E-Cigarette Treated As Regular Cigarette
Posted by Alex Nochez on Feb 27, 2014 - 4:33:52 AM
BEVERLY HILLS — The City Council decided on February 18 to regulate e-cigarettes in the same manner as regular tobacco products.
The proposed ordinance that the City Council unanimously passed during the formal meeting was based on recommendations from the City's Health & Safety Commission. With the first reading from February 18 passing the ordinance, e-cigarettes are now treated like regular cigarettes and other tobacco-based products. Specifically, residents are not allowed to smoke e-cigarettes in or within five feet of open-air dining areas.
The City Council also decided to add an amendment to Section 8-1-7 of the Beverly Hills Municipal Code, where the rule against smoking in city parks and recreational facilities was extended to include e-cigarettes. In addition, e-cigarettes were also prohibited by the new ordinance from use inside of workplaces, city buildings, playgrounds and city vehicles pursuant to
Retailers of e-cigarettes and related products would have to apply for valid permits that allow the sale of tobacco products under the new rules.
The FDA had previously stated its own concerns about e-cigarette use, stating in a public bulletin from July 2009 that its concerns are based off of the minimal amount of studies submitted to the FDA that would allow it to examine the possible effects of e-cigarette use.
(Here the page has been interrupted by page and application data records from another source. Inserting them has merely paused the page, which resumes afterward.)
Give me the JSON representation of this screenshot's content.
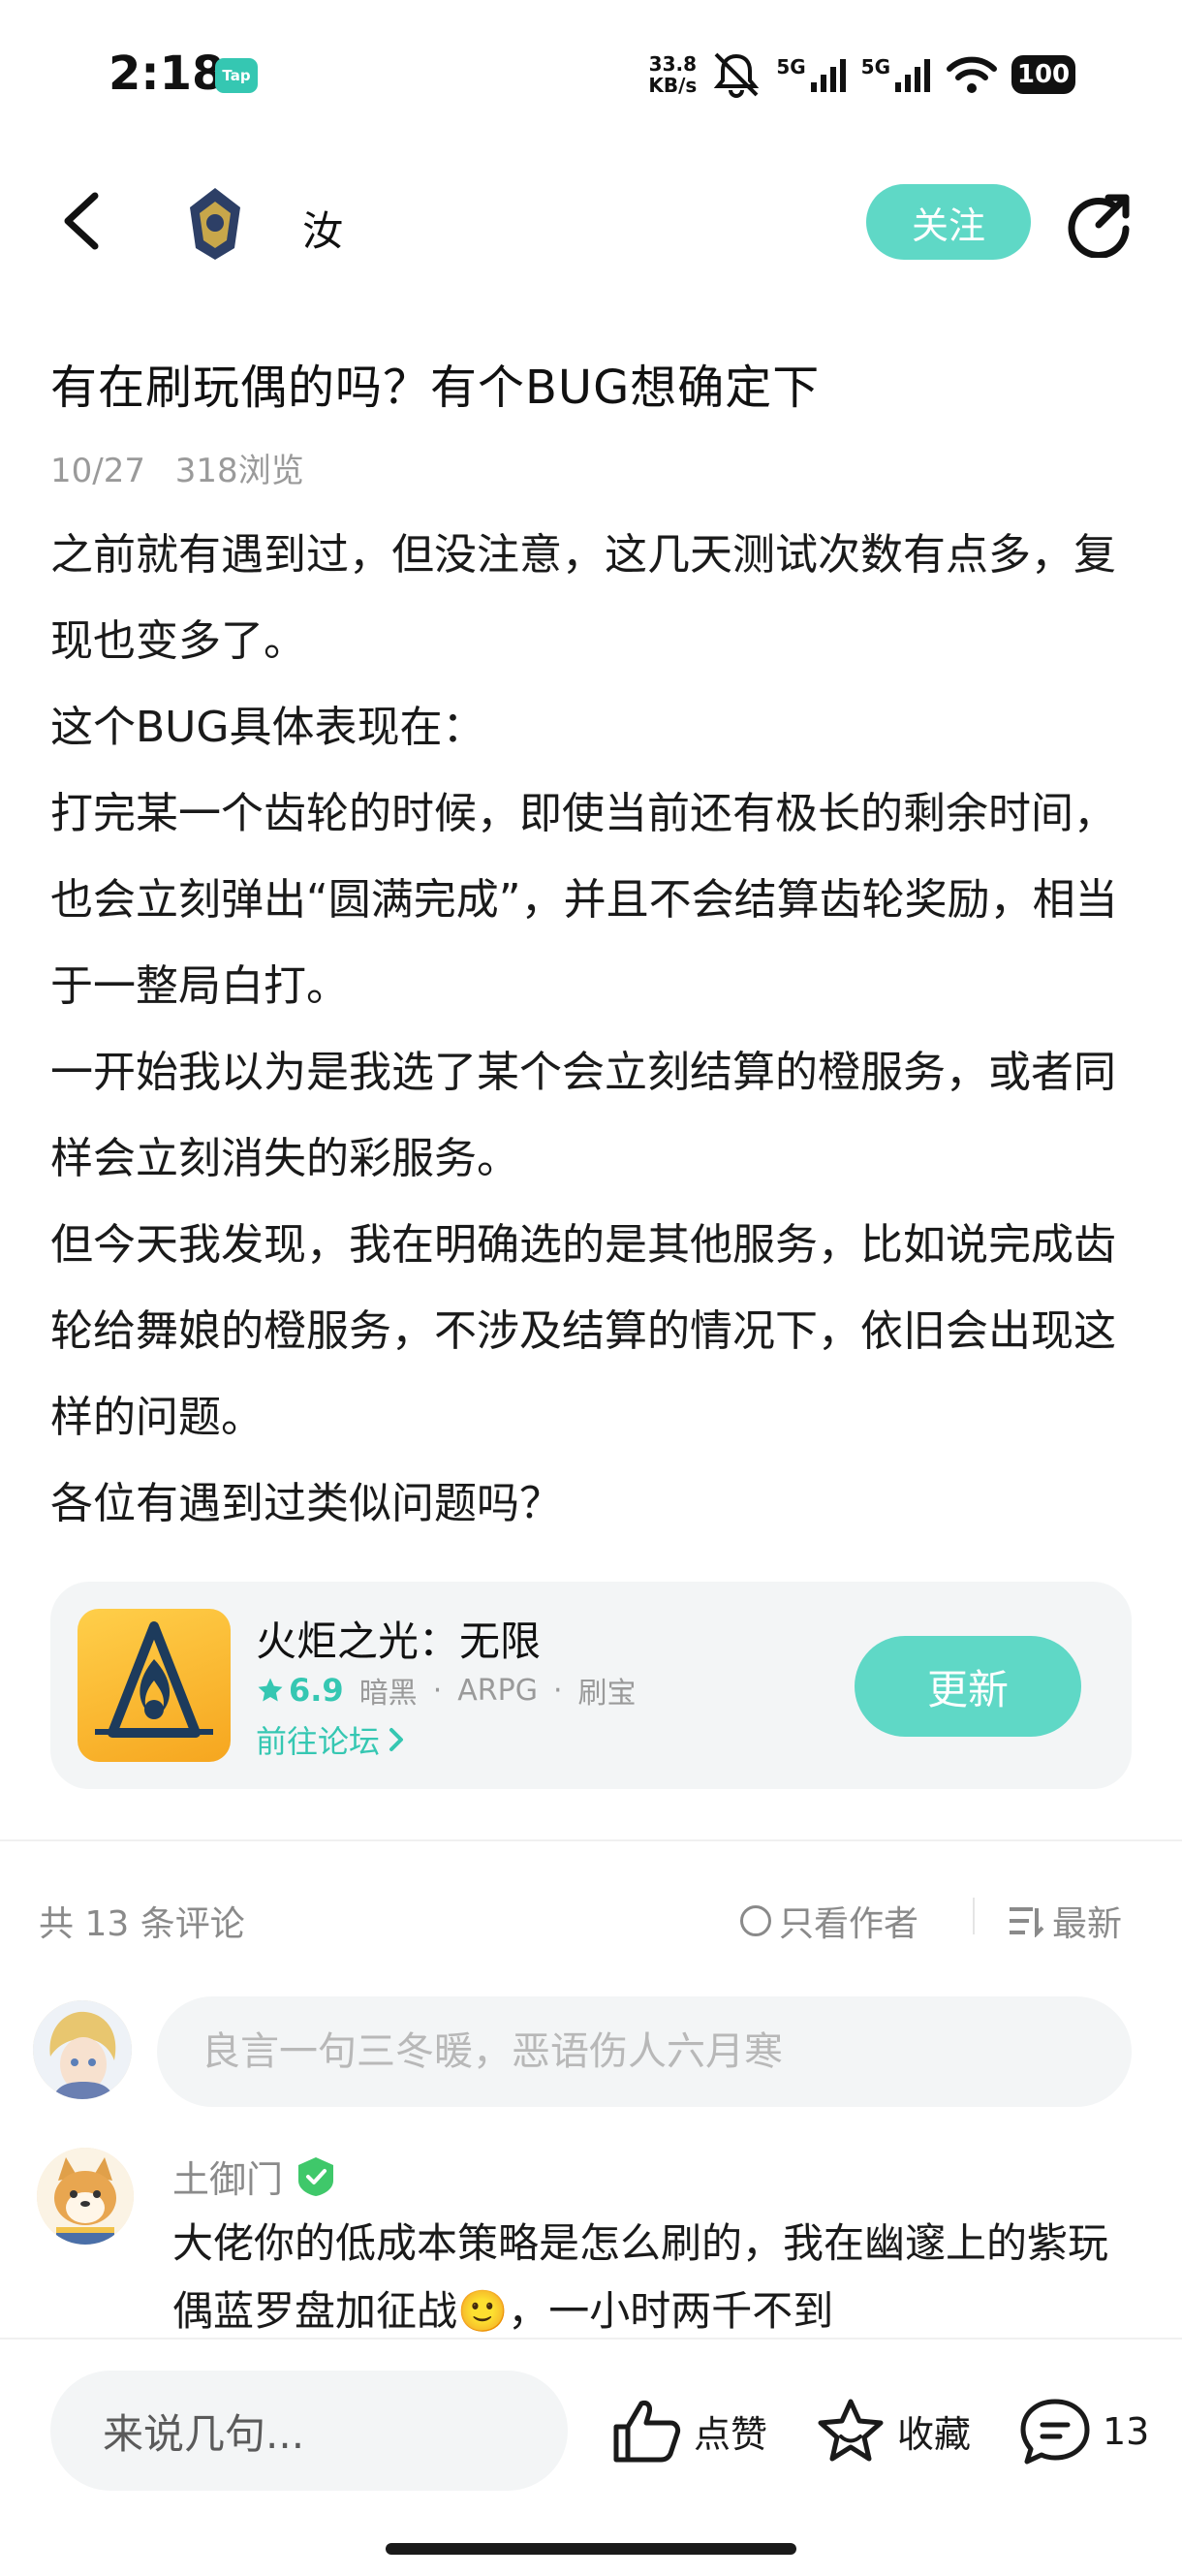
{
  "status_bar": {
    "time": "2:18",
    "app_badge": "Tap",
    "net_speed_value": "33.8",
    "net_speed_unit": "KB/s",
    "signal_1": "5G",
    "signal_2": "5G",
    "battery": "100"
  },
  "header": {
    "author_name": "汝",
    "follow_label": "关注"
  },
  "post": {
    "title": "有在刷玩偶的吗？有个BUG想确定下",
    "date": "10/27",
    "views": "318浏览",
    "paragraphs": [
      "之前就有遇到过，但没注意，这几天测试次数有点多，复现也变多了。",
      "这个BUG具体表现在：",
      "打完某一个齿轮的时候，即使当前还有极长的剩余时间，也会立刻弹出“圆满完成”，并且不会结算齿轮奖励，相当于一整局白打。",
      "一开始我以为是我选了某个会立刻结算的橙服务，或者同样会立刻消失的彩服务。",
      "但今天我发现，我在明确选的是其他服务，比如说完成齿轮给舞娘的橙服务，不涉及结算的情况下，依旧会出现这样的问题。",
      "各位有遇到过类似问题吗？"
    ]
  },
  "game_card": {
    "name": "火炬之光：无限",
    "rating": "6.9",
    "tags": [
      "暗黑",
      "ARPG",
      "刷宝"
    ],
    "forum_link": "前往论坛",
    "update_label": "更新"
  },
  "comments_header": {
    "count_text": "共 13 条评论",
    "only_author": "只看作者",
    "sort_label": "最新"
  },
  "comment_input": {
    "placeholder": "良言一句三冬暖，恶语伤人六月寒"
  },
  "comments": [
    {
      "username": "土御门",
      "text": "大佬你的低成本策略是怎么刷的，我在幽邃上的紫玩偶蓝罗盘加征战🙂，一小时两千不到"
    }
  ],
  "bottom_bar": {
    "input_label": "来说几句...",
    "like_label": "点赞",
    "collect_label": "收藏",
    "comment_count": "13"
  }
}
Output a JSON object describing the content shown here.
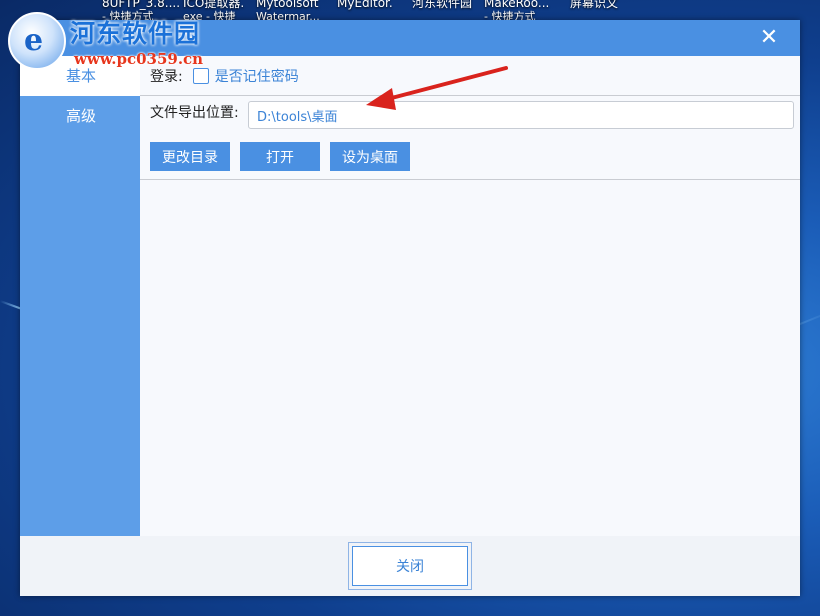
{
  "desktop": {
    "icons": [
      {
        "label": "8UFTP_3.8....",
        "sub": "- 快捷方式"
      },
      {
        "label": "ICO提取器.",
        "sub": "exe - 快捷"
      },
      {
        "label": "Mytoolsoft",
        "sub": "Watermar..."
      },
      {
        "label": "MyEditor.",
        "sub": ""
      },
      {
        "label": "河东软件园",
        "sub": ""
      },
      {
        "label": "MakeRoo...",
        "sub": "- 快捷方式"
      },
      {
        "label": "屏幕识文",
        "sub": ""
      }
    ]
  },
  "watermark": {
    "title": "河东软件园",
    "url": "www.pc0359.cn"
  },
  "window": {
    "close_glyph": "✕",
    "sidebar": {
      "items": [
        {
          "label": "基本"
        },
        {
          "label": "高级"
        }
      ]
    },
    "login_label": "登录:",
    "remember_label": "是否记住密码",
    "export_label": "文件导出位置:",
    "export_path": "D:\\tools\\桌面",
    "buttons": {
      "change_dir": "更改目录",
      "open": "打开",
      "set_desktop": "设为桌面"
    },
    "footer_close": "关闭"
  },
  "colors": {
    "accent": "#4a90e2",
    "sidebar": "#5d9ee8",
    "arrow": "#d9231d"
  }
}
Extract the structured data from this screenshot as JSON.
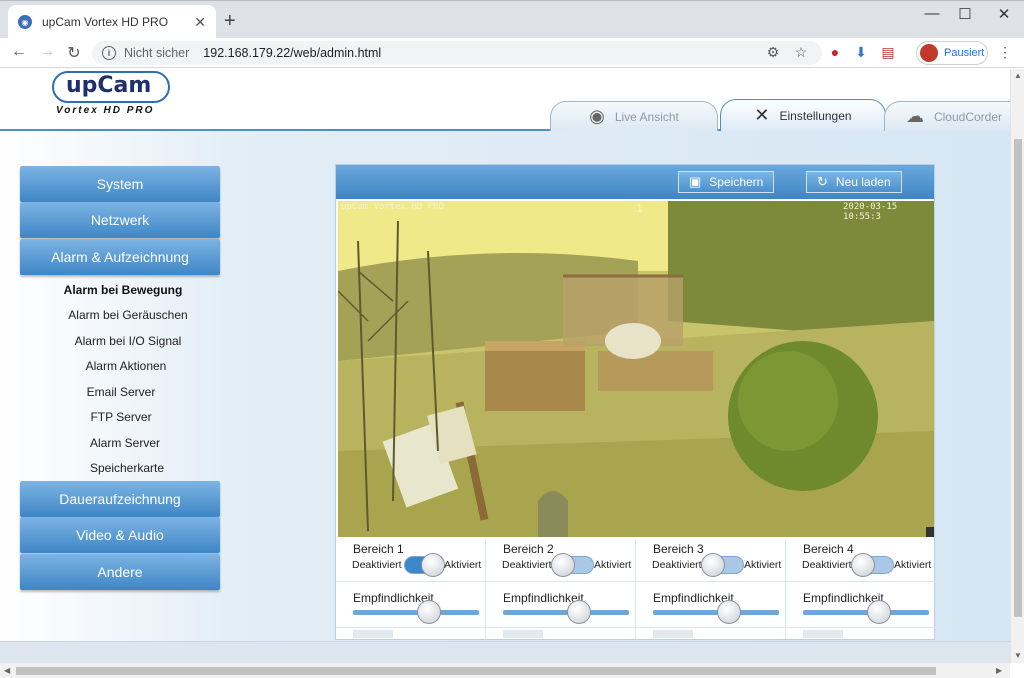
{
  "browser": {
    "tab_title": "upCam Vortex HD PRO",
    "new_tab": "+",
    "security_label": "Nicht sicher",
    "url": "192.168.179.22/web/admin.html",
    "profile_label": "Pausiert",
    "minimize": "—",
    "maximize": "☐",
    "close": "✕"
  },
  "logo": {
    "name": "upCam",
    "subtitle": "Vortex HD PRO"
  },
  "main_tabs": [
    {
      "label": "Live Ansicht",
      "icon": "eye-icon",
      "active": false
    },
    {
      "label": "Einstellungen",
      "icon": "tools-icon",
      "active": true
    },
    {
      "label": "CloudCorder",
      "icon": "cloudcorder-icon",
      "active": false
    }
  ],
  "sidebar": {
    "top_items": [
      "System",
      "Netzwerk",
      "Alarm & Aufzeichnung"
    ],
    "sub_items": [
      {
        "label": "Alarm bei Bewegung",
        "active": true
      },
      {
        "label": "Alarm bei Geräuschen",
        "active": false
      },
      {
        "label": "Alarm bei I/O Signal",
        "active": false
      },
      {
        "label": "Alarm Aktionen",
        "active": false
      },
      {
        "label": "Email Server",
        "active": false
      },
      {
        "label": "FTP Server",
        "active": false
      },
      {
        "label": "Alarm Server",
        "active": false
      },
      {
        "label": "Speicherkarte",
        "active": false
      }
    ],
    "bottom_items": [
      "Daueraufzeichnung",
      "Video & Audio",
      "Andere"
    ]
  },
  "panel": {
    "save_label": "Speichern",
    "reload_label": "Neu laden",
    "camera": {
      "osd_name": "upCam Vortex HD PRO",
      "osd_channel": "1",
      "osd_time": "2020-03-15 10:55:3"
    },
    "areas": [
      {
        "title": "Bereich 1",
        "off_label": "Deaktiviert",
        "on_label": "Aktiviert",
        "enabled": true,
        "sens_label": "Empfindlichkeit",
        "sensitivity": 0.6
      },
      {
        "title": "Bereich 2",
        "off_label": "Deaktiviert",
        "on_label": "Aktiviert",
        "enabled": false,
        "sens_label": "Empfindlichkeit",
        "sensitivity": 0.6
      },
      {
        "title": "Bereich 3",
        "off_label": "Deaktiviert",
        "on_label": "Aktiviert",
        "enabled": false,
        "sens_label": "Empfindlichkeit",
        "sensitivity": 0.6
      },
      {
        "title": "Bereich 4",
        "off_label": "Deaktiviert",
        "on_label": "Aktiviert",
        "enabled": false,
        "sens_label": "Empfindlichkeit",
        "sensitivity": 0.6
      }
    ]
  },
  "colors": {
    "accent": "#3f86c5",
    "header_line": "#4f8fc8",
    "camera_tint": "#c4c66a"
  }
}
The fear of having young people being led to try out real tobacco products like cigarettes after experimenting with an e-cigarette was also a cause of concern for the agency.
The Arts, Parks, Health, Aging and River Committee recommended to the Los Angeles City Council on February 24 an ordinance very similar to the one passed by the Beverly Hills City Council. The ordinance included an amendment by Councilman Mitch O'Farrell that would exempt vaping lounges and film sets in the city from the regulations of the ordinance.
Proponents like the Consumer Advocates for Smoke-Free Alternatives Association claim that e-cigarettes actually help smokers by being healthier substitutes to regular cigarette smoking.
A study from the Drexel University School of Public Health, published on January 24 found that the common concerns of e-cigarette use, including the inhaling of such chemicals like ethylene glycol and diethylene glycol, were overestimated, saying that the fear around the devices had the tendency to “exaggerate their implications.”
“This conclusion notwithstanding the benefits of tobacco harm reduction, since there is value in understanding and possibly mitigating risks even when they are known to be far lower than smoking,” states the research paper.